I am very prone to work-crastinating (doing all the other work I could possibly do — including Mari Konding my linen closet) to avoid doing my taxes. But, once I sit down and do it, it is a huge relief to have it done. If you’re reading this post to avoid doing your taxes, I promise, it won’t be that bad, and you’ll be so relieved when it’s done.
- The IRS website is surprisingly helpful and user-friendly.
The search features on the website are helpful and if you have a question about your taxes, every tax form has a corresponding instruction page (so if you file your taxes using form 1040, which is the most common, there is a 1040i form that answers a lot of questions about how it works). It is amazing how much time you can save your tax professional friends by looking up the answers on irs.gov
I also feel like you can learn a lot about tax policy and how it affects you by reading the instruction forms. I feel like giving yourself that familiarity with the forms helps you think of the IRS as less of a boogie man.

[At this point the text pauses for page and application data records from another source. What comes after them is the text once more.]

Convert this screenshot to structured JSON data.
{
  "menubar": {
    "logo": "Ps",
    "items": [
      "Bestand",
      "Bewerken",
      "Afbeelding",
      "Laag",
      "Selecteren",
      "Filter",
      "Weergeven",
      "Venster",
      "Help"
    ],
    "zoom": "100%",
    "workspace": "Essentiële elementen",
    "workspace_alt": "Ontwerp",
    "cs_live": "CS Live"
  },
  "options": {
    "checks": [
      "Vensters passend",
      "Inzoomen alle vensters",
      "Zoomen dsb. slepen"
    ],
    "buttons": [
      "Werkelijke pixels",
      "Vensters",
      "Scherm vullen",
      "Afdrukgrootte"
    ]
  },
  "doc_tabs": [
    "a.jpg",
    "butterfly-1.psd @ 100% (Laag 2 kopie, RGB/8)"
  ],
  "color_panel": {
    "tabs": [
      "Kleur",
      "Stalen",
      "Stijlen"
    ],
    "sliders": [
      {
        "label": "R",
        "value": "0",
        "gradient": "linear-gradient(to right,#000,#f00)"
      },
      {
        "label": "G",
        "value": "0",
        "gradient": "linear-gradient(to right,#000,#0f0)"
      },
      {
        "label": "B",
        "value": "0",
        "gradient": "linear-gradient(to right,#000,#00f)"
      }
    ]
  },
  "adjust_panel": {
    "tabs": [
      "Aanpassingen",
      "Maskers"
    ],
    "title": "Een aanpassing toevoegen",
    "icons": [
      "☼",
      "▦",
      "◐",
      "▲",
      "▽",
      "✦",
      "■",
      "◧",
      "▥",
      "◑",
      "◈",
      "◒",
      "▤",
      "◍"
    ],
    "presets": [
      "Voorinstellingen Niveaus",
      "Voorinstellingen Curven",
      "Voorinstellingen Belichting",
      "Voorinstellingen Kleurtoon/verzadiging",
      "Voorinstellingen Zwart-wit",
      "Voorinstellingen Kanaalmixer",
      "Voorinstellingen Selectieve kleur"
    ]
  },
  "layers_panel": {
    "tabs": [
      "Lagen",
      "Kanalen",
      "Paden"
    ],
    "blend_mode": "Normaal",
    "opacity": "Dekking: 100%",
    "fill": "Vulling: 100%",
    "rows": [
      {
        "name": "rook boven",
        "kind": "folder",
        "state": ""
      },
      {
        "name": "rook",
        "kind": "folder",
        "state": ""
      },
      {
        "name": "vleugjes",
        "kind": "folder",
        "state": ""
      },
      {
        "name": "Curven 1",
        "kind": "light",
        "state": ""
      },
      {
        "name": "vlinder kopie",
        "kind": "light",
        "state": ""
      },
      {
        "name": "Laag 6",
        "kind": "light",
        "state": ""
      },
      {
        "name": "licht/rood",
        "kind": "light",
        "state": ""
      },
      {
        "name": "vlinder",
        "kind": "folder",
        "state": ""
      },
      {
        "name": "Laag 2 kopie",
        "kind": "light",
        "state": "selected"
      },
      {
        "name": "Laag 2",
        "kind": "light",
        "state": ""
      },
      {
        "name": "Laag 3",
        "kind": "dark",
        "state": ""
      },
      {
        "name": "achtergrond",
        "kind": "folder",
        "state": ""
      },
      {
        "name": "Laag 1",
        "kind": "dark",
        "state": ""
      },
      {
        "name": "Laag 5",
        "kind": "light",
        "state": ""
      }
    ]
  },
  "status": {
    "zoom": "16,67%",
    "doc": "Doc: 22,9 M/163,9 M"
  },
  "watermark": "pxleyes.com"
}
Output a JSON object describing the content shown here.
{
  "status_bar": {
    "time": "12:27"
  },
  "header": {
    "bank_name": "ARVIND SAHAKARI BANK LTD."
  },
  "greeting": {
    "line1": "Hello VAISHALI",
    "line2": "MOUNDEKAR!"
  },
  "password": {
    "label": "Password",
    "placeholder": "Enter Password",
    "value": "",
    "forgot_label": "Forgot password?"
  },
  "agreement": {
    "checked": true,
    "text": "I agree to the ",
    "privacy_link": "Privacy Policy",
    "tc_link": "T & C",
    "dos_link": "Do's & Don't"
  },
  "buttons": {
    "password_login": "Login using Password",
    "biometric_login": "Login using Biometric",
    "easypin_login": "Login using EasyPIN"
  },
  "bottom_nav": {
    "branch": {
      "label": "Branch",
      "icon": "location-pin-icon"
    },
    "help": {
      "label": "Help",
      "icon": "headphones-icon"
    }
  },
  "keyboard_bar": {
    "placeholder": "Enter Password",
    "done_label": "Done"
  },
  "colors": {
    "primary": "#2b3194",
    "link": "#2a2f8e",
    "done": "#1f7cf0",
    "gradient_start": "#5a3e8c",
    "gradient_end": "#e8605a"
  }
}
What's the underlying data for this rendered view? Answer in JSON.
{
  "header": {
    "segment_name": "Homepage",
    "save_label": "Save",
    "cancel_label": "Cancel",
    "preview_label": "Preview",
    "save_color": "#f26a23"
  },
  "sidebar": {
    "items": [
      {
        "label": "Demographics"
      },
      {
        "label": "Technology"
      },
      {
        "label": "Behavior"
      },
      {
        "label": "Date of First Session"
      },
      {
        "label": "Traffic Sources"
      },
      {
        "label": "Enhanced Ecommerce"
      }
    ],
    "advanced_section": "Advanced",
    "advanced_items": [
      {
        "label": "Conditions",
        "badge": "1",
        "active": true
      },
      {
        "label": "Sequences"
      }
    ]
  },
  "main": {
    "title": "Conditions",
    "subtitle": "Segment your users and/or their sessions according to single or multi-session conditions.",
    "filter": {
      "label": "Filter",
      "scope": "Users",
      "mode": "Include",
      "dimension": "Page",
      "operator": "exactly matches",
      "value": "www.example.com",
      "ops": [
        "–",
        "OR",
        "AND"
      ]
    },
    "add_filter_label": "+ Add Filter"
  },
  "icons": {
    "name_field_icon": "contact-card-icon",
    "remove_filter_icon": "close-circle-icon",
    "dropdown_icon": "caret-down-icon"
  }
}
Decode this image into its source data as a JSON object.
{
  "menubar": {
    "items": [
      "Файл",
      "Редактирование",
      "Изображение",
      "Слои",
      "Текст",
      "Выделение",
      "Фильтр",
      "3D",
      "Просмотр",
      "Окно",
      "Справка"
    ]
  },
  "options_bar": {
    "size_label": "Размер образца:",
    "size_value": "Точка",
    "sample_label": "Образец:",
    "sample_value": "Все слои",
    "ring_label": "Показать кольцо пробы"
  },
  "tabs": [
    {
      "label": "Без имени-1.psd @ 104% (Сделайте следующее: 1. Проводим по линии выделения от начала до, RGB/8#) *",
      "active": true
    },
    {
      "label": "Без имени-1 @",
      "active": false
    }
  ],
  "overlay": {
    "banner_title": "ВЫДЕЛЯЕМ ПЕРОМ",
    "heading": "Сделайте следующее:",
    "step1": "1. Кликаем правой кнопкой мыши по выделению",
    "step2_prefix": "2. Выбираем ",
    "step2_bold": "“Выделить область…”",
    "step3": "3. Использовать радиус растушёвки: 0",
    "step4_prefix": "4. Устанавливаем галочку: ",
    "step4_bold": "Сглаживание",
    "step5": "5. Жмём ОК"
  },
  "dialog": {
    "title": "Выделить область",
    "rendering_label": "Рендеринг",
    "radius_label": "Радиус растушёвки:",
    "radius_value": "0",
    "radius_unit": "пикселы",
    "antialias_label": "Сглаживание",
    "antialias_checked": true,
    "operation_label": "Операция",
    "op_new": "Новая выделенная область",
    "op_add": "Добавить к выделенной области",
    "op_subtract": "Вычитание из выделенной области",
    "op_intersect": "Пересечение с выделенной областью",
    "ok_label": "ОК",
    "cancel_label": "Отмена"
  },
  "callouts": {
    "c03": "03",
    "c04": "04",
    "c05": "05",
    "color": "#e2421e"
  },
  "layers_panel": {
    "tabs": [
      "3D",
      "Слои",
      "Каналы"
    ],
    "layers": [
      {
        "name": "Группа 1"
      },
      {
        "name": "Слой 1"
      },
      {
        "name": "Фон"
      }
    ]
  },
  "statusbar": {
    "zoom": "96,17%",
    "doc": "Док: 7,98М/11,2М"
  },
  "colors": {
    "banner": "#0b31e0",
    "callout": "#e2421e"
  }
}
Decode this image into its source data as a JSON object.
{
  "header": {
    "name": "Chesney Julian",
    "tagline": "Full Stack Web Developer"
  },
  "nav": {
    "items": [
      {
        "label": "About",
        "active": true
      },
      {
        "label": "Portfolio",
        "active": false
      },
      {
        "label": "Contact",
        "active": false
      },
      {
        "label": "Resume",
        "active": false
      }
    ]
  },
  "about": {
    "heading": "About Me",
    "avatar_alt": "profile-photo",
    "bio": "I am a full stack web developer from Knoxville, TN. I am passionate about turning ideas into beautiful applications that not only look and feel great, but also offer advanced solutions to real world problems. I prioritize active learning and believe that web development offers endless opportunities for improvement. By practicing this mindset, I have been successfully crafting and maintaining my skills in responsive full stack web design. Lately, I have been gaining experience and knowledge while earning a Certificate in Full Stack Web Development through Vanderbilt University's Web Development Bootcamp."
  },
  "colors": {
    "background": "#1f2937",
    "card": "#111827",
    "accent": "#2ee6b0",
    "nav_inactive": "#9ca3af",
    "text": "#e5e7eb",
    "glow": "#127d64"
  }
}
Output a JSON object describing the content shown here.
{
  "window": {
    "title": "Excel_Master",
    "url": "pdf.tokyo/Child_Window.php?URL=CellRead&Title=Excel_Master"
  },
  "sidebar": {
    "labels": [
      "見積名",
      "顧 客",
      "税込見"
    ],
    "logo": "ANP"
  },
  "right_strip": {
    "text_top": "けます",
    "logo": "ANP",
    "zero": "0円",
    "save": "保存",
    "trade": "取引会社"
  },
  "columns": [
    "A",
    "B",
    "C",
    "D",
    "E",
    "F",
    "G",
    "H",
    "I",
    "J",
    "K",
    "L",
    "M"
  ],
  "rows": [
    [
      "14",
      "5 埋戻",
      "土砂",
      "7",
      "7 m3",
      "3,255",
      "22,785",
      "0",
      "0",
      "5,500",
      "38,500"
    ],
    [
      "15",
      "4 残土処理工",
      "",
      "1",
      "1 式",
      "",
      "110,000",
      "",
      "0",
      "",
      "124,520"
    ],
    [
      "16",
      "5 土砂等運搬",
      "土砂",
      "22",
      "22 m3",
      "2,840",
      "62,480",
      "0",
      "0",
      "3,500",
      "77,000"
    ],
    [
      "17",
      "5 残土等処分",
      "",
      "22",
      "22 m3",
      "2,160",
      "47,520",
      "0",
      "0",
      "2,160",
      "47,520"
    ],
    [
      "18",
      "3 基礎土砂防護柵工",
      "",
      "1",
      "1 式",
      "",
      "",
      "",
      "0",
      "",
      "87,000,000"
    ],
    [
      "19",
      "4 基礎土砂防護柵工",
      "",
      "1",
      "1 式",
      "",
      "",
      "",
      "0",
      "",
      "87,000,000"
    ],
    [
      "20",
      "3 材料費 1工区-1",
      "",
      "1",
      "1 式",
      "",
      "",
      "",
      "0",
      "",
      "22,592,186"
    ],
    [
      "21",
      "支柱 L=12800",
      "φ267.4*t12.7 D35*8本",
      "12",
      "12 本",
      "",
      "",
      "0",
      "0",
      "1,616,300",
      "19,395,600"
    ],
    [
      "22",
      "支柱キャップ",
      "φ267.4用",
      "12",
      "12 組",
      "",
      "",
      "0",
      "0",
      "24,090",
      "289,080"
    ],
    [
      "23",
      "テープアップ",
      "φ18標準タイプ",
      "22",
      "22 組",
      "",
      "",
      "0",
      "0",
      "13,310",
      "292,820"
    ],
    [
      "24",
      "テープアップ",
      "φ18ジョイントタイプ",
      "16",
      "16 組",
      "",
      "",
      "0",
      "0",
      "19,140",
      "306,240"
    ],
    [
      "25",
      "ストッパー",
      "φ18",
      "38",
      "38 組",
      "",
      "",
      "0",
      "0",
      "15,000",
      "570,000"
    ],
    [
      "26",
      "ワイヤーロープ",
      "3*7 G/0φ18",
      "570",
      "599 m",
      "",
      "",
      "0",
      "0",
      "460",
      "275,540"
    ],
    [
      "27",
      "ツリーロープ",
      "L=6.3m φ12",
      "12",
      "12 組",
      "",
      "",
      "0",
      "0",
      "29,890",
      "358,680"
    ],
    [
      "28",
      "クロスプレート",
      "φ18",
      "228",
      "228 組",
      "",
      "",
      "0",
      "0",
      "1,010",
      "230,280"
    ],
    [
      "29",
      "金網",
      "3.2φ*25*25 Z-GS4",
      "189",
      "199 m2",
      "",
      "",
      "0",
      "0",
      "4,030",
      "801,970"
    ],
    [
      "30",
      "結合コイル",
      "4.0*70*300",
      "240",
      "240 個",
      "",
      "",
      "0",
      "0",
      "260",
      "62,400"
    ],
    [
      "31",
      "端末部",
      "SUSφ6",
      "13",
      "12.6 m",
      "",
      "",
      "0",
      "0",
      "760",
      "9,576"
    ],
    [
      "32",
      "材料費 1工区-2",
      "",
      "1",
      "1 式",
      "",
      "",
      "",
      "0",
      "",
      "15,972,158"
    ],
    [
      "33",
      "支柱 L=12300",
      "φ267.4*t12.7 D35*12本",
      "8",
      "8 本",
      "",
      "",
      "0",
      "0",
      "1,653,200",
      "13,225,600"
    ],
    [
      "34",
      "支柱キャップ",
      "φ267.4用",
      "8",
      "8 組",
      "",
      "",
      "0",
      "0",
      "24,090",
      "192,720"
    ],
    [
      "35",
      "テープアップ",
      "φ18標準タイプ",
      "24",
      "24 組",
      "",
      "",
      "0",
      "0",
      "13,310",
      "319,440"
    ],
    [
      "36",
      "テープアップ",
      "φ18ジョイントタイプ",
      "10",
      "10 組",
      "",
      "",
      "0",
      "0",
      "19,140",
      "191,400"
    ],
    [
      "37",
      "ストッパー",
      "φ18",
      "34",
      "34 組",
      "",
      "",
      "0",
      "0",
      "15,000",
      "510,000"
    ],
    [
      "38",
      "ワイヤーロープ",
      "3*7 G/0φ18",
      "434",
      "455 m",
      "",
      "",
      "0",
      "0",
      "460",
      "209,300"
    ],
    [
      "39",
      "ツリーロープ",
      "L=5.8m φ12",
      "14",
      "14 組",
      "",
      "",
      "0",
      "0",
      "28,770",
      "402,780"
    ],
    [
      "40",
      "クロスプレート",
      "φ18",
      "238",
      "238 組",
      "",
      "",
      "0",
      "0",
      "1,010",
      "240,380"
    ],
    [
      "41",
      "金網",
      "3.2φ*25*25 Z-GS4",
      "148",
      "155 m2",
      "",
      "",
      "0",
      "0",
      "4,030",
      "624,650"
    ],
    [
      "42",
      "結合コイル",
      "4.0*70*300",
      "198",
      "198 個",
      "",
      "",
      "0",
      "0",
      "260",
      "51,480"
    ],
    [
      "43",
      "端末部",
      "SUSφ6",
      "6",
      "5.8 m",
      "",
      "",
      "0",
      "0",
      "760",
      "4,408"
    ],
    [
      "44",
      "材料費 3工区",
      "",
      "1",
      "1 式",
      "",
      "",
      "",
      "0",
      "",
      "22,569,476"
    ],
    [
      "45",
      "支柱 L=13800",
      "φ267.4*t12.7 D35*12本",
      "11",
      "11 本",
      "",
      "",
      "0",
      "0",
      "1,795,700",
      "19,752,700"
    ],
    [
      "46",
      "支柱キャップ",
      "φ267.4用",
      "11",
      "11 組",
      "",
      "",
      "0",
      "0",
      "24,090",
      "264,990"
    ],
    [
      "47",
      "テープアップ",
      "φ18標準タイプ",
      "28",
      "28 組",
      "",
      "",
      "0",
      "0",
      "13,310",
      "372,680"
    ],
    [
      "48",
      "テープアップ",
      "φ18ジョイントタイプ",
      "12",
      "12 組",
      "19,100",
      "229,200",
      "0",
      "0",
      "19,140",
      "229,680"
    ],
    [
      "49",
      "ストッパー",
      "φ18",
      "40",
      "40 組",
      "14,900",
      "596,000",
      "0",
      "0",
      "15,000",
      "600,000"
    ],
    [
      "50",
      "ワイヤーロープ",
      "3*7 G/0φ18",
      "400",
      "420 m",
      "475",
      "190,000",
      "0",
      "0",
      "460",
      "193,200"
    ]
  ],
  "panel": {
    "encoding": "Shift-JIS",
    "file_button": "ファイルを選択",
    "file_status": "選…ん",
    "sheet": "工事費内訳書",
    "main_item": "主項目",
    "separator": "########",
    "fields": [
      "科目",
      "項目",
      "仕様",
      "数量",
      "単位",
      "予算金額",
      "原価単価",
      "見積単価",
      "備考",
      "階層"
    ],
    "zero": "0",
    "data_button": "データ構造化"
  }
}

(Also pro tip: if you have a tax issue, the IRS is MUCH more willing to work with you before you miss a tax payment or have some other filing issue than after. But if you’re in that “after” place, they’re also much more willing to work with you if you tell them about your problem than if they have to tell you about it.)
- The numbers will speak to you
Maybe this is the math lover in me speaking, but one reason I enjoy filing my own tax returns is that I find the process of examining my own business (and personal finances) with a fine tooth comb to be incredibly revealing. Filing a corporate tax return is a much more detailed process than filing a personal return (which is why most people hire a professional). It requires you to document all of your expenses — for marketing, travel, insurance, rent, payroll, utilities, telephone, and more. I find that looking at all those receipts and numbers again, months away from the emotional experience of spending the money, is a useful opportunity to examine your spending.
Filing my taxes in the past has inspired me to change my phone plan, replace my fluorescent lightbulbs with high-efficiency LED lightbulbs, adjust my marketing strategy, and change locations.
I am not a huge fan of shaming people for buying coffee at a coffee shop when they could make it at home (because I love coffee shops) and the accompanying nickel and dime method of saving money. But looking at your numbers DOES help you see that the course of a year it actually might be worth the effort drop the landline, be more efficient with your electricity, or make other changes.
- Owing more than you expected in taxes stinks, and I’m sorry if it happens to you. I have only underpaid on my taxes once, and it stunk. If you’re in this boat, my condolences.